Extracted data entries
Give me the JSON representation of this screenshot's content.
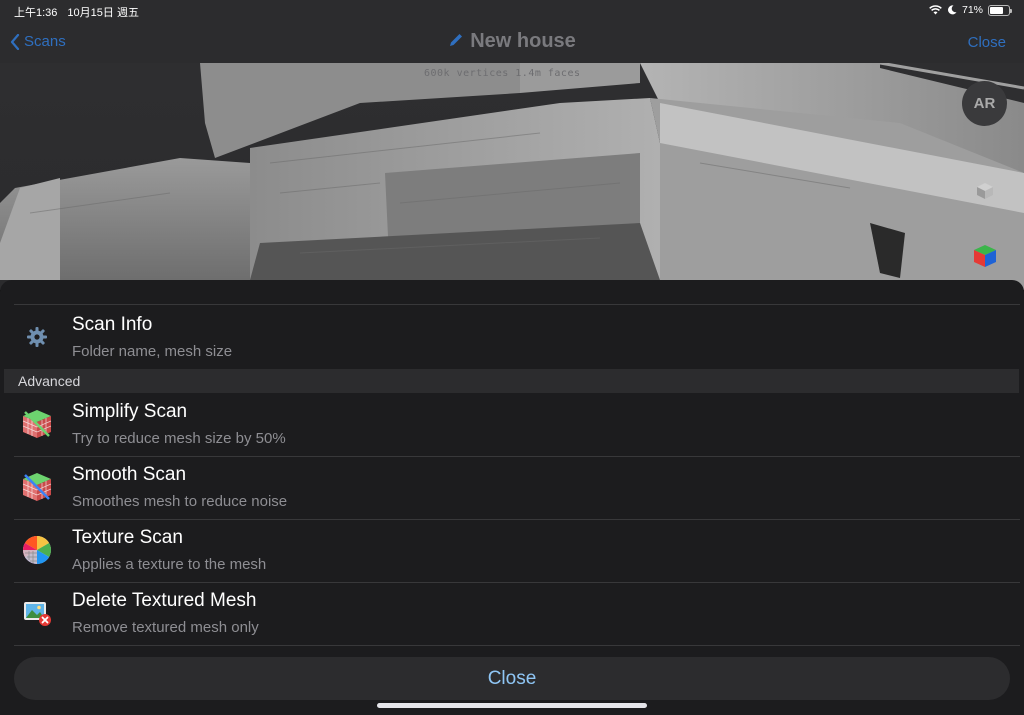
{
  "status": {
    "time": "上午1:36",
    "date": "10月15日 週五",
    "battery_text": "71%",
    "battery_level": 0.71
  },
  "nav": {
    "back_label": "Scans",
    "title": "New house",
    "close_label": "Close"
  },
  "viewer": {
    "overlay_text": "600k vertices   1.4m faces",
    "ar_label": "AR"
  },
  "menu": {
    "scan_info": {
      "title": "Scan Info",
      "subtitle": "Folder name, mesh size",
      "icon": "gear-icon"
    },
    "section_label": "Advanced",
    "items": [
      {
        "title": "Simplify Scan",
        "subtitle": "Try to reduce mesh size by 50%",
        "icon": "simplify-mesh-icon"
      },
      {
        "title": "Smooth Scan",
        "subtitle": "Smoothes mesh to reduce noise",
        "icon": "smooth-mesh-icon"
      },
      {
        "title": "Texture Scan",
        "subtitle": "Applies a texture to the mesh",
        "icon": "texture-color-wheel-icon"
      },
      {
        "title": "Delete Textured Mesh",
        "subtitle": "Remove textured mesh only",
        "icon": "delete-texture-icon"
      }
    ]
  },
  "close_button_label": "Close"
}
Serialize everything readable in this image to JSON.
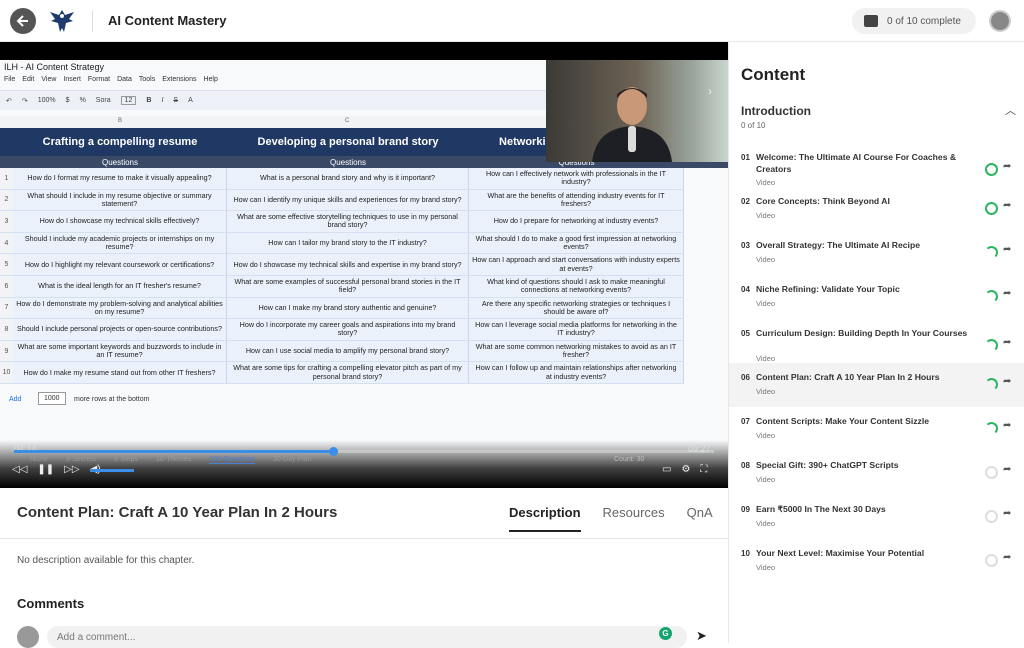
{
  "header": {
    "title": "AI Content Mastery",
    "progress": "0 of 10 complete"
  },
  "video": {
    "sheet_title": "ILH - AI Content Strategy",
    "sheet_menu": [
      "File",
      "Edit",
      "View",
      "Insert",
      "Format",
      "Data",
      "Tools",
      "Extensions",
      "Help"
    ],
    "toolbar": {
      "zoom": "100%",
      "font": "Sora",
      "size": "12"
    },
    "col_letters": [
      "B",
      "C"
    ],
    "headers": [
      "Crafting a compelling resume",
      "Developing a personal brand story",
      "Networking"
    ],
    "subheaders": [
      "Questions",
      "Questions",
      "Questions"
    ],
    "rows": [
      [
        "1",
        "How do I format my resume to make it visually appealing?",
        "What is a personal brand story and why is it important?",
        "How can I effectively network with professionals in the IT industry?"
      ],
      [
        "2",
        "What should I include in my resume objective or summary statement?",
        "How can I identify my unique skills and experiences for my brand story?",
        "What are the benefits of attending industry events for IT freshers?"
      ],
      [
        "3",
        "How do I showcase my technical skills effectively?",
        "What are some effective storytelling techniques to use in my personal brand story?",
        "How do I prepare for networking at industry events?"
      ],
      [
        "4",
        "Should I include my academic projects or internships on my resume?",
        "How can I tailor my brand story to the IT industry?",
        "What should I do to make a good first impression at networking events?"
      ],
      [
        "5",
        "How do I highlight my relevant coursework or certifications?",
        "How do I showcase my technical skills and expertise in my brand story?",
        "How can I approach and start conversations with industry experts at events?"
      ],
      [
        "6",
        "What is the ideal length for an IT fresher's resume?",
        "What are some examples of successful personal brand stories in the IT field?",
        "What kind of questions should I ask to make meaningful connections at networking events?"
      ],
      [
        "7",
        "How do I demonstrate my problem-solving and analytical abilities on my resume?",
        "How can I make my brand story authentic and genuine?",
        "Are there any specific networking strategies or techniques I should be aware of?"
      ],
      [
        "8",
        "Should I include personal projects or open-source contributions?",
        "How do I incorporate my career goals and aspirations into my brand story?",
        "How can I leverage social media platforms for networking in the IT industry?"
      ],
      [
        "9",
        "What are some important keywords and buzzwords to include in an IT resume?",
        "How can I use social media to amplify my personal brand story?",
        "What are some common networking mistakes to avoid as an IT fresher?"
      ],
      [
        "10",
        "How do I make my resume stand out from other IT freshers?",
        "What are some tips for crafting a compelling elevator pitch as part of my personal brand story?",
        "How can I follow up and maintain relationships after networking at industry events?"
      ]
    ],
    "add_label": "Add",
    "add_value": "1000",
    "add_suffix": "more rows at the bottom",
    "time_current": "04:14",
    "time_total": "09:27",
    "progress_fraction": 0.455,
    "volume_fraction": 1.0,
    "sheet_tabs": [
      "Niche",
      "3-Secrets",
      "6-Steps",
      "10-Themes",
      "100-Questions",
      "30-Day Plan"
    ],
    "active_tab": "100-Questions",
    "count": "Count: 30",
    "accent": "#3b8ee8"
  },
  "chapter": {
    "title": "Content Plan: Craft A 10 Year Plan In 2 Hours",
    "tabs": [
      "Description",
      "Resources",
      "QnA"
    ],
    "active_tab": "Description",
    "description": "No description available for this chapter.",
    "comments_title": "Comments",
    "comment_placeholder": "Add a comment..."
  },
  "sidebar": {
    "title": "Content",
    "section": "Introduction",
    "section_count": "0 of 10",
    "lessons": [
      {
        "num": "01",
        "name": "Welcome: The Ultimate AI Course For Coaches & Creators",
        "type": "Video",
        "status": "full"
      },
      {
        "num": "02",
        "name": "Core Concepts: Think Beyond AI",
        "type": "Video",
        "status": "full"
      },
      {
        "num": "03",
        "name": "Overall Strategy: The Ultimate AI Recipe",
        "type": "Video",
        "status": "part"
      },
      {
        "num": "04",
        "name": "Niche Refining: Validate Your Topic",
        "type": "Video",
        "status": "part"
      },
      {
        "num": "05",
        "name": "Curriculum Design: Building Depth In Your Courses",
        "type": "Video",
        "status": "part"
      },
      {
        "num": "06",
        "name": "Content Plan: Craft A 10 Year Plan In 2 Hours",
        "type": "Video",
        "status": "part",
        "active": true
      },
      {
        "num": "07",
        "name": "Content Scripts: Make Your Content Sizzle",
        "type": "Video",
        "status": "part"
      },
      {
        "num": "08",
        "name": "Special Gift: 390+ ChatGPT Scripts",
        "type": "Video",
        "status": "empty"
      },
      {
        "num": "09",
        "name": "Earn ₹5000 In The Next 30 Days",
        "type": "Video",
        "status": "empty"
      },
      {
        "num": "10",
        "name": "Your Next Level: Maximise Your Potential",
        "type": "Video",
        "status": "empty"
      }
    ]
  }
}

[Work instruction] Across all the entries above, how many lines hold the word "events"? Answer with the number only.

[Result of the task] 6